He did not make note of the day he was diagnosed. Tom remembered only that it was in spring 1988. But sometime before May 19th, David wrote a short disquisition on death in his journal: “So I came down with shingles and it’s scary. I don’t even want to write about it. I don’t want to think of death or virus or illness and that sense of removal, that aloneness in illness with everyone as witness of your silent decline.” He had discussed it with Kiki though—you become fly food.
David was thirty-three when he got what was then considered a death sentence. The man who’d run down the street as a boy yelling, “We’re all going to die!” had no illusions about “beating” the virus. He expected no miracle. Instead, he began to approach each project as if it were his last.
Copyright ©2012 Cynthia Carr
Reprinted by permission of Bloomsbury Publishing, Inc.

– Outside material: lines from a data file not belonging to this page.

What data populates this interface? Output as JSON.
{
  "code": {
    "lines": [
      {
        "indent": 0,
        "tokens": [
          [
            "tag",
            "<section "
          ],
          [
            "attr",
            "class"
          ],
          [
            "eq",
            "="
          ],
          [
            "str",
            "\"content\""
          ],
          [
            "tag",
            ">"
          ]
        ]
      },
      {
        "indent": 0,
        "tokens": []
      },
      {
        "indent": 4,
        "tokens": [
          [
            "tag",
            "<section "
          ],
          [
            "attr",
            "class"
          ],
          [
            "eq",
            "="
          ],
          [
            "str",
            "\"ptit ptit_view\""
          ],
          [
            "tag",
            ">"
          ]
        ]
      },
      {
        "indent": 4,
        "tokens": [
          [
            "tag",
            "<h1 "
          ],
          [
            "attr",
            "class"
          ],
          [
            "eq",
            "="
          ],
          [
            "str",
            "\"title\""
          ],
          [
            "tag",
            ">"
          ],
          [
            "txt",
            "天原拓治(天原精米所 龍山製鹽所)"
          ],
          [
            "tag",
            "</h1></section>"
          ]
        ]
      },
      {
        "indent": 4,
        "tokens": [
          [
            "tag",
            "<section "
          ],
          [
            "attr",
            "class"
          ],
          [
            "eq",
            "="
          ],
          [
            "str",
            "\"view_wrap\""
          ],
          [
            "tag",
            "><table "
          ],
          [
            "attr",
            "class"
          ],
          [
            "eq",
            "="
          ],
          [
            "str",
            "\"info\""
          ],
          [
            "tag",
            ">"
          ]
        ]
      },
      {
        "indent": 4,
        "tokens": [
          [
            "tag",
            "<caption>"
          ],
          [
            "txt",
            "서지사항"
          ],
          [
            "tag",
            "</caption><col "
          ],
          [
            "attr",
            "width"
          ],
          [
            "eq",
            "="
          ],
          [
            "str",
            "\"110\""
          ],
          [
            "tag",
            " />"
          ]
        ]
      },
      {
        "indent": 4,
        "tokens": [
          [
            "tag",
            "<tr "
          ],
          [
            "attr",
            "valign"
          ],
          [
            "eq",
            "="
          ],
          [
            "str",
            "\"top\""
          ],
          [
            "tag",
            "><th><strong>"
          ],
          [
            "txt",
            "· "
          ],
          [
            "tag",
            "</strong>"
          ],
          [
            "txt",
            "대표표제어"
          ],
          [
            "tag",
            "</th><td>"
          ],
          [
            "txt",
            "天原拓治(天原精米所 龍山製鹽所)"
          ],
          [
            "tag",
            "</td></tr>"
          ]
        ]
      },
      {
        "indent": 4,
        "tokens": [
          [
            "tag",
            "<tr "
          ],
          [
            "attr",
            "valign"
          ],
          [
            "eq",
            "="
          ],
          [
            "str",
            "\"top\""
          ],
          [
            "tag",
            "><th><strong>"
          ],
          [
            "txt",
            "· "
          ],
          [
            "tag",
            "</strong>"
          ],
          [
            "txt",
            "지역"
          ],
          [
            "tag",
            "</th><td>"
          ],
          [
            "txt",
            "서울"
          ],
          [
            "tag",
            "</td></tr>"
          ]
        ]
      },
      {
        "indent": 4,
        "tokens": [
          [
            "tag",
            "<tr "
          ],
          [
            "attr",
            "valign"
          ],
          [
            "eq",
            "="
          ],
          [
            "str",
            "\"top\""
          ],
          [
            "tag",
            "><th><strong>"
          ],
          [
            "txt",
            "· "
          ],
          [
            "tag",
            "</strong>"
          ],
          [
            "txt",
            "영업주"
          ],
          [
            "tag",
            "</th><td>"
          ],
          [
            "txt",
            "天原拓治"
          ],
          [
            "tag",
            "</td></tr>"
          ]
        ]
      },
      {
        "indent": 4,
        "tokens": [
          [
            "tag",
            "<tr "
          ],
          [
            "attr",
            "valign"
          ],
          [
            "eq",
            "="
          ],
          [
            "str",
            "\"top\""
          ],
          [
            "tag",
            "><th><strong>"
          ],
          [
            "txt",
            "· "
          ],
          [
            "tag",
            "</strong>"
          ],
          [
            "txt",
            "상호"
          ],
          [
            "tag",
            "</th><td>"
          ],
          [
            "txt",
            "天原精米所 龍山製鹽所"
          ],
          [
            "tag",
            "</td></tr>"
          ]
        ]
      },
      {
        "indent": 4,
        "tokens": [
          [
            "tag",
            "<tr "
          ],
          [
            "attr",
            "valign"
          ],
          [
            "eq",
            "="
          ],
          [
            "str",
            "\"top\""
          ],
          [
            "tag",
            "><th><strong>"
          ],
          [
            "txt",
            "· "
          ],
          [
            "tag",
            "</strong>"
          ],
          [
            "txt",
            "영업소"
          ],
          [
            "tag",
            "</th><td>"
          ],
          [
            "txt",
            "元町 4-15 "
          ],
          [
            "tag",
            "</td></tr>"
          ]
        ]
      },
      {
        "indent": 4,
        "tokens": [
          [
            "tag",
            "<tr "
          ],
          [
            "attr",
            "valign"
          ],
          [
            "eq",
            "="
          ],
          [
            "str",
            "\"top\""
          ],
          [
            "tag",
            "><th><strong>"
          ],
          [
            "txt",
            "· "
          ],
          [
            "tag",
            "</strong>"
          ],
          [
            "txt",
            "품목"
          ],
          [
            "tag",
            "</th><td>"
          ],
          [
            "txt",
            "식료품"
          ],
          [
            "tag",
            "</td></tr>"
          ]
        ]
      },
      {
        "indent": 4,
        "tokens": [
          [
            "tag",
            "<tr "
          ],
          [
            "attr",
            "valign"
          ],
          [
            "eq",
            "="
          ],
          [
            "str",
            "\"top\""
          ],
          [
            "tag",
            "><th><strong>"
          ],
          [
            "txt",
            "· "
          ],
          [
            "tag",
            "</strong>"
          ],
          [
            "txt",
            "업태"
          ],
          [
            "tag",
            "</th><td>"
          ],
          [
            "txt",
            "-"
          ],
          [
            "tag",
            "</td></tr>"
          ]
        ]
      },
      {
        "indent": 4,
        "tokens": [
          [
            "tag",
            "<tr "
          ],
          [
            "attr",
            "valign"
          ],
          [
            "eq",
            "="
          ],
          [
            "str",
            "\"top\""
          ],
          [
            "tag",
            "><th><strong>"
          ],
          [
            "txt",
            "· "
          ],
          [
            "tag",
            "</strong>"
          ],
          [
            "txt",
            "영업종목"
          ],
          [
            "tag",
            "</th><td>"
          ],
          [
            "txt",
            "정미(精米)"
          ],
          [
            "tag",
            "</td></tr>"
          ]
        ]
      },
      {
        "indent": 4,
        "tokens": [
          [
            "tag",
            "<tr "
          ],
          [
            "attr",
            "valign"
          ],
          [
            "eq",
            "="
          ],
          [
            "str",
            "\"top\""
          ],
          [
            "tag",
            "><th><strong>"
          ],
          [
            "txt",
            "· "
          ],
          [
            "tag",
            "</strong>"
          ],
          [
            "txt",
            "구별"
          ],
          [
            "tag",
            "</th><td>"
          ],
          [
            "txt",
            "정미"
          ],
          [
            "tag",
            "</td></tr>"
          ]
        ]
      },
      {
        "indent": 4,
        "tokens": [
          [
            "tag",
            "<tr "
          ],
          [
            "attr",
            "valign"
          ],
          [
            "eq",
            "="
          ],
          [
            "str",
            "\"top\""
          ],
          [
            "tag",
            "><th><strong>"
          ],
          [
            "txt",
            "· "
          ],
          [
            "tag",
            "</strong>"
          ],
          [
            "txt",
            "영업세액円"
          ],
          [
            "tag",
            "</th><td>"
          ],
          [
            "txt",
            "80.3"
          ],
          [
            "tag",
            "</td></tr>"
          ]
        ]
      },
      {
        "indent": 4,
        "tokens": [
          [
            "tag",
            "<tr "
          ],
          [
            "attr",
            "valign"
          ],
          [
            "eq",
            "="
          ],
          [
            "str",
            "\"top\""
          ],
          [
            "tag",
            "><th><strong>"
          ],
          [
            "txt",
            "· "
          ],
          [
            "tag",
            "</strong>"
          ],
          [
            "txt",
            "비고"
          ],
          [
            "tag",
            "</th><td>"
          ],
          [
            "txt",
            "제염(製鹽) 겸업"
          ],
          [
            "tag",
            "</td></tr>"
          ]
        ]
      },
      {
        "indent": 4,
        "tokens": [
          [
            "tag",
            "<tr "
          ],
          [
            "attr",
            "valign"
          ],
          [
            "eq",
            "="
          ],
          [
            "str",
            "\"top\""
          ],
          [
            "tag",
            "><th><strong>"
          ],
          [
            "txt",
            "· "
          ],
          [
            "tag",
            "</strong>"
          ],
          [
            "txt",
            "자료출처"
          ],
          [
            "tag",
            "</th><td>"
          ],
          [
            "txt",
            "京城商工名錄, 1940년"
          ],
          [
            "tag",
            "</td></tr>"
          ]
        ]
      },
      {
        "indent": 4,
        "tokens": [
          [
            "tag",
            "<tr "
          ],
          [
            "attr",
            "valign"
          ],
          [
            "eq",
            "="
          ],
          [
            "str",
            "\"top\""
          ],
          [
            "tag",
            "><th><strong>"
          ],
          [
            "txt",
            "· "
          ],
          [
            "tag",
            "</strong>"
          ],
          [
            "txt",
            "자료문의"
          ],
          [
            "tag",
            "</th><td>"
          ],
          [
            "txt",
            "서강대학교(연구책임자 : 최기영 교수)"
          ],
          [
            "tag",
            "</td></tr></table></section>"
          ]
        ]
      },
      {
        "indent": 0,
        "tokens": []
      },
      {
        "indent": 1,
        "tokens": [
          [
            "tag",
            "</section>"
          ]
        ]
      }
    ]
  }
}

Cynthia Carr first met David Wojnarowicz in 1982 and spent extensive time with him in the last months of his life. Carr was a columnist and arts reporter for the Village Voice from 1984 until 2003. Writing under the byline C. Carr, she specialized in experimental and cutting-edge art, especially performance. Some of these pieces are now collected in On Edge: Performance at the End of the Twentieth Century. She is also the author of Our Town: A Heartland Lynching, A Haunted Town, and the Hidden History of White America. Her work has appeared in The New York Times, Artforum, Bookforum, Modern Painters, The Drama Review, and other publications. She was awarded a Guggenheim Fellowship in 2007. Carr lives in New York.